→ **WORK INSTRUCTION**: Find the lines below that contain the string "existing". Copy each one.

[Excerpts from an interface dataset]
※

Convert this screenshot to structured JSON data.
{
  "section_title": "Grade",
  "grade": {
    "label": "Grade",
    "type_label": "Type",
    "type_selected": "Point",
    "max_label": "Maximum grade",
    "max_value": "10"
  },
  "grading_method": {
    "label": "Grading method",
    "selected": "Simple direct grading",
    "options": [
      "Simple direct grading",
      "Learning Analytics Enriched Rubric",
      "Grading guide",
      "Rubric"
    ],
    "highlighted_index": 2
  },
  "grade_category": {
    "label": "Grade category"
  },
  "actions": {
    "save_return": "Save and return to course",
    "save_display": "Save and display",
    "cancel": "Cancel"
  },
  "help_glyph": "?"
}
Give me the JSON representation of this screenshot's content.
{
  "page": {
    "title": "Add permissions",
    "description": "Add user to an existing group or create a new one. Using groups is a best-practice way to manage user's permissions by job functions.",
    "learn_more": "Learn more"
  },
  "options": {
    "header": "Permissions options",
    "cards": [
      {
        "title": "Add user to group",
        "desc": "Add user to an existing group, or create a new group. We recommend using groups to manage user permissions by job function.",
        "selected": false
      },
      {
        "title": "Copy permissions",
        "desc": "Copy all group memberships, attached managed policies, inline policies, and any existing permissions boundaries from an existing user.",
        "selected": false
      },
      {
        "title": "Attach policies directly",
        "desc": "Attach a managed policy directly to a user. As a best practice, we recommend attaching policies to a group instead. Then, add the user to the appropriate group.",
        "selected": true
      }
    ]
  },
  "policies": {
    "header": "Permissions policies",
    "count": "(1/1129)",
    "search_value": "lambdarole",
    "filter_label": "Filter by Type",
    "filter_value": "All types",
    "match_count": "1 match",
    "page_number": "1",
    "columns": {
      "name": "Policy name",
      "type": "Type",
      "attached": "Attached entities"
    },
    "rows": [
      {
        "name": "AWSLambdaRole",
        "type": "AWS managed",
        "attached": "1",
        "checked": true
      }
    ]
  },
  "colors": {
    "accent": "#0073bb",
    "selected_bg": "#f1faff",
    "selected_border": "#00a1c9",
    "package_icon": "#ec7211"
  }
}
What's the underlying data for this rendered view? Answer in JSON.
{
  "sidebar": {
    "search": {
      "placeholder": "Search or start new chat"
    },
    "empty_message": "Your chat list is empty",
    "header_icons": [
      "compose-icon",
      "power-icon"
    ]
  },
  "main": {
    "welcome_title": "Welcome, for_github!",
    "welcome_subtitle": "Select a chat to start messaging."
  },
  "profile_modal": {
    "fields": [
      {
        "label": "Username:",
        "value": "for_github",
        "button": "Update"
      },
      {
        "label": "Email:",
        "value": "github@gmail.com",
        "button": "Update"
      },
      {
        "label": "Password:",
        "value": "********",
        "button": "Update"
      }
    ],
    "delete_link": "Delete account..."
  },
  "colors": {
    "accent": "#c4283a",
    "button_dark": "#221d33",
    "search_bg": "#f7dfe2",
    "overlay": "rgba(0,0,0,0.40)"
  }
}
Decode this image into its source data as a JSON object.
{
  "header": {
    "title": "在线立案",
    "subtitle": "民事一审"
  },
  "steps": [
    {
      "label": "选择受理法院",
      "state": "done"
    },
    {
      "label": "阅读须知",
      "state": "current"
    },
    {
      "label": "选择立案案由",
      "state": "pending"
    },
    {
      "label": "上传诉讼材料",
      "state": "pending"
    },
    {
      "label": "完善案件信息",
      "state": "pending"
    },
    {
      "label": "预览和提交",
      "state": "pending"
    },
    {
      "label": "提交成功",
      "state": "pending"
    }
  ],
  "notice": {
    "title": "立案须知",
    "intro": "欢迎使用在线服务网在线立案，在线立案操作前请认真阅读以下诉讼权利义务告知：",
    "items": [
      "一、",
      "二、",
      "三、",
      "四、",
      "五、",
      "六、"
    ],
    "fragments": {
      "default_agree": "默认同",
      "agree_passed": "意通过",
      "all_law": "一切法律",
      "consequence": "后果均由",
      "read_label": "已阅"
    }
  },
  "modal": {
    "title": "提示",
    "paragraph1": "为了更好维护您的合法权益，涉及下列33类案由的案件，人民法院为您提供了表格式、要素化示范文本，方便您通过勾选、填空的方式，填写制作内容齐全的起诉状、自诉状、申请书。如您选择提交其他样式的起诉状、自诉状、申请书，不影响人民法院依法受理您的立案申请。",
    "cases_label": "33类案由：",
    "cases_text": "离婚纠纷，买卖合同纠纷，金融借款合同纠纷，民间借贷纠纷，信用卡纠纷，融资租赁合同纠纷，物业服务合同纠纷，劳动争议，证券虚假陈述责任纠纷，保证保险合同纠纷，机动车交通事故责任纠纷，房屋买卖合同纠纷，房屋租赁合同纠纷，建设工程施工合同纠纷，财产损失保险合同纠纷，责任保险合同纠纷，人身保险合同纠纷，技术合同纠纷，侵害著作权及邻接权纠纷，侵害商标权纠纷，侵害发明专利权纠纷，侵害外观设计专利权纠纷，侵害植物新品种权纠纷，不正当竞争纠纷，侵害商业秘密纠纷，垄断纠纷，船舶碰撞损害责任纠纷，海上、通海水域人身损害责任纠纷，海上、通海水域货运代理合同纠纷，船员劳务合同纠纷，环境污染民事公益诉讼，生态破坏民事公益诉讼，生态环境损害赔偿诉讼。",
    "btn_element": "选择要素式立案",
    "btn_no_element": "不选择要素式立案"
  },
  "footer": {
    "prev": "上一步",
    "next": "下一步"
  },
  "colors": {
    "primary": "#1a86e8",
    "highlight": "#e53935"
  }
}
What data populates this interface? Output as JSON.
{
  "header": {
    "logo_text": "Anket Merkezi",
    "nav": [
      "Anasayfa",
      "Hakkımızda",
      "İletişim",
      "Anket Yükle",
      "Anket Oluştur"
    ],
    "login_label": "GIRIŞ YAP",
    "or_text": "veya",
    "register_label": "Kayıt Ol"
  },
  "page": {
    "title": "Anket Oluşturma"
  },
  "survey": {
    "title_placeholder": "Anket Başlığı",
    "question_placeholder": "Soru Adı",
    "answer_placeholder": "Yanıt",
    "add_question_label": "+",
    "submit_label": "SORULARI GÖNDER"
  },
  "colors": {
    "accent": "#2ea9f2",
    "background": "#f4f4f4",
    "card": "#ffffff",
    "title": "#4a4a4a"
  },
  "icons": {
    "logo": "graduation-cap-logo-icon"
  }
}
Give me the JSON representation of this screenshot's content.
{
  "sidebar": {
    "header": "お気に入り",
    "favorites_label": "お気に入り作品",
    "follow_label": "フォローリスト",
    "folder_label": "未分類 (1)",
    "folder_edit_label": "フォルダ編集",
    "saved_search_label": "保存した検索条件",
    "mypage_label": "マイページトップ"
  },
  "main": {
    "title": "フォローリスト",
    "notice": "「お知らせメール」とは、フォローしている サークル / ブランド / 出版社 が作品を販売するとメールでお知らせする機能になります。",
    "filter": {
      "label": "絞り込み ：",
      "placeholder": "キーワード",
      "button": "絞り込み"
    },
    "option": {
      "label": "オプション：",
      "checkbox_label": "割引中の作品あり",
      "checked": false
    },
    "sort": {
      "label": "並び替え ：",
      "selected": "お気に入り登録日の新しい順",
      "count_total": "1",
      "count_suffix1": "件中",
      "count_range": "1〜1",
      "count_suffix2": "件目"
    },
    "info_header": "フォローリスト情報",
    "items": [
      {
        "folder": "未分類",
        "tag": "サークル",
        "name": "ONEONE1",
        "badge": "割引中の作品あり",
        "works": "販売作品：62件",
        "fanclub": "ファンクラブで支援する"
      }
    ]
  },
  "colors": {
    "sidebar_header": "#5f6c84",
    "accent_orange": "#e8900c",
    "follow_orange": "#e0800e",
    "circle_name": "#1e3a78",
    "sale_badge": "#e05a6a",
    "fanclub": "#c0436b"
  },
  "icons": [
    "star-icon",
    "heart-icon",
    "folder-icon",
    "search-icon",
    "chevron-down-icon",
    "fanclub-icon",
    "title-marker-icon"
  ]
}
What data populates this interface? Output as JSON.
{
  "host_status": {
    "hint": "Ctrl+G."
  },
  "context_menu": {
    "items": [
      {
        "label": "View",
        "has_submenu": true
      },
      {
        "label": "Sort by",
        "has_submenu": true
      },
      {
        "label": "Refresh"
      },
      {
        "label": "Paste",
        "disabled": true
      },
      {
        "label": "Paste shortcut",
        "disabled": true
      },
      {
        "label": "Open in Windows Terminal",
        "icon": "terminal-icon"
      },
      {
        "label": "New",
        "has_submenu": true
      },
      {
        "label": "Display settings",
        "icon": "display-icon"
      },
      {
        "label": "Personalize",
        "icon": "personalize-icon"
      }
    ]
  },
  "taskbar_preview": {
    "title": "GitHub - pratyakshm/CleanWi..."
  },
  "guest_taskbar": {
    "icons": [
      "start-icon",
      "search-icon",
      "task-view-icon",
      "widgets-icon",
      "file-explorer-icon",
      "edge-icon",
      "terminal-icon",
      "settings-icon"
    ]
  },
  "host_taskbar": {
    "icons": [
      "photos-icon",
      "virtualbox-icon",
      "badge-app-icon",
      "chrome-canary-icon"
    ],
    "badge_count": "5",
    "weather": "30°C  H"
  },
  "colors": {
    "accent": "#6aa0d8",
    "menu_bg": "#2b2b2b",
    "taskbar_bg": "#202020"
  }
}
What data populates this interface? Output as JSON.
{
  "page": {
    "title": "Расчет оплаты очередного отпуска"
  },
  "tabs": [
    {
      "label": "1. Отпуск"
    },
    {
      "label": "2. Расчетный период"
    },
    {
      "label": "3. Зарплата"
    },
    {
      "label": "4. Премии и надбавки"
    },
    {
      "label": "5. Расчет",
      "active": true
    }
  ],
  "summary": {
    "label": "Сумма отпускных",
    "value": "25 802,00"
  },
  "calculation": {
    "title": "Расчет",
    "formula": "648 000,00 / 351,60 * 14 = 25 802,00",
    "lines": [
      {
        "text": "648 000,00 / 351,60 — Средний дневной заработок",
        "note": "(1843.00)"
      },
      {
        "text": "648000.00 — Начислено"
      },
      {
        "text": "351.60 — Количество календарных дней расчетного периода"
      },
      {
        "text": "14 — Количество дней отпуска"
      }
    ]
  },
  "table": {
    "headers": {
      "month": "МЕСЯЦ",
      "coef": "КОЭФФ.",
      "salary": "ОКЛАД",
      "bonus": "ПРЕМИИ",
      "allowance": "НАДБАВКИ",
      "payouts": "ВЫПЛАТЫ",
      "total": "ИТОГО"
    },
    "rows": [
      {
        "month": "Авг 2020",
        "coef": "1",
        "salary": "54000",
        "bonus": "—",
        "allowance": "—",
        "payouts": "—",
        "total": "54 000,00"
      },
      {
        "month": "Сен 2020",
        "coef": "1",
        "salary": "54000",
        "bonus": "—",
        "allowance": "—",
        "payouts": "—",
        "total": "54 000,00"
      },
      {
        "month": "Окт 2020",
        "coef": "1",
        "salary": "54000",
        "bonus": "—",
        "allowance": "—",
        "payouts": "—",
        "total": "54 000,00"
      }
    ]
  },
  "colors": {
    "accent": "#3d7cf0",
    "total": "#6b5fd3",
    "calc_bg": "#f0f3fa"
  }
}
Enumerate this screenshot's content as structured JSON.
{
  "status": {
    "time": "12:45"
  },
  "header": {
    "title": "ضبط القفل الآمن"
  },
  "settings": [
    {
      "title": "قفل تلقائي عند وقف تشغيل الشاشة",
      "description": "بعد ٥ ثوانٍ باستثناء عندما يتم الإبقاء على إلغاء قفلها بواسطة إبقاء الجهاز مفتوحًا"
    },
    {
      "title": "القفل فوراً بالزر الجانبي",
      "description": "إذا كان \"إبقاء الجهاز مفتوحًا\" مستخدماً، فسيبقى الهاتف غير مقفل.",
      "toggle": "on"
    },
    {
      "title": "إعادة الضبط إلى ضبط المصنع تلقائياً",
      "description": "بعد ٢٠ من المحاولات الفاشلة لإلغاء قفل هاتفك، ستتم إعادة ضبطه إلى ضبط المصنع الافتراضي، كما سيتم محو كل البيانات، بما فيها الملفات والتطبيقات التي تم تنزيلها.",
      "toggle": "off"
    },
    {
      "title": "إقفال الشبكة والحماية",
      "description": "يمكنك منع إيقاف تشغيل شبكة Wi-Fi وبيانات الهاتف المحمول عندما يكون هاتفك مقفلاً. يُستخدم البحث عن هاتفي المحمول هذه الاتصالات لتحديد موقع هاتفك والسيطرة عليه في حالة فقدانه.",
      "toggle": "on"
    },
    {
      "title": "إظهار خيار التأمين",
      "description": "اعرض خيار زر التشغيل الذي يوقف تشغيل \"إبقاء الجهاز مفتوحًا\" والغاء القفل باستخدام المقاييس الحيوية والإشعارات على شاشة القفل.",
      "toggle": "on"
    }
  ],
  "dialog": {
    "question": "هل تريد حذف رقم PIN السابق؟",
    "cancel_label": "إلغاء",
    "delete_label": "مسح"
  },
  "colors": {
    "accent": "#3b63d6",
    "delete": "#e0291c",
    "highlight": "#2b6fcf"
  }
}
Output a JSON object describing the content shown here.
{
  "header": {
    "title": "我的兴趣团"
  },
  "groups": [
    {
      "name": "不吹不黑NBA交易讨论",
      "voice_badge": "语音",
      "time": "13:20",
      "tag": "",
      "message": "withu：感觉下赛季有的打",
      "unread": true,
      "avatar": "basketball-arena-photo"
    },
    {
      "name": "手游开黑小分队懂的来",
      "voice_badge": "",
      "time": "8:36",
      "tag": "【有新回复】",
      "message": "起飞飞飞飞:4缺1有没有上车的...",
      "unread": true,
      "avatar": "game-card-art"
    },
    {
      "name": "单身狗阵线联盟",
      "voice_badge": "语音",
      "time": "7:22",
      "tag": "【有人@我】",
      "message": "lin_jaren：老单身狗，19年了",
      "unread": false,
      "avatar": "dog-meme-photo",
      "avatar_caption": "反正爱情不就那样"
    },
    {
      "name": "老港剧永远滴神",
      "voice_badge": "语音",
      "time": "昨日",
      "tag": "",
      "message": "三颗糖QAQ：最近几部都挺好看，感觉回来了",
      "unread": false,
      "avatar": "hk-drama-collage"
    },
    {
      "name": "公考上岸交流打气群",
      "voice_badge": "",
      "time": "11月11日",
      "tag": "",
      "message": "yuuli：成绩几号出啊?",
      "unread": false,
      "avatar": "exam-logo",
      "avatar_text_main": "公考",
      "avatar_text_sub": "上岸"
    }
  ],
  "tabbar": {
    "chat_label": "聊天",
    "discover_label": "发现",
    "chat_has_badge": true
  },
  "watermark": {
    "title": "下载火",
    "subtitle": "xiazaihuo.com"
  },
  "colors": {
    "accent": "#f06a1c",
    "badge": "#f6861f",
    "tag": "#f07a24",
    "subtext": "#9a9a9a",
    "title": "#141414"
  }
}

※

→ **SOLUTION**:
    "description": "Add user to an existing group or create a new one. Using groups is a best-practice way to manage user's permissions by job functions.",
        "desc": "Add user to an existing group, or create a new group. We recommend using groups to manage user permissions by job function.",
        "desc": "Copy all group memberships, attached managed policies, inline policies, and any existing permissions boundaries from an existing user.",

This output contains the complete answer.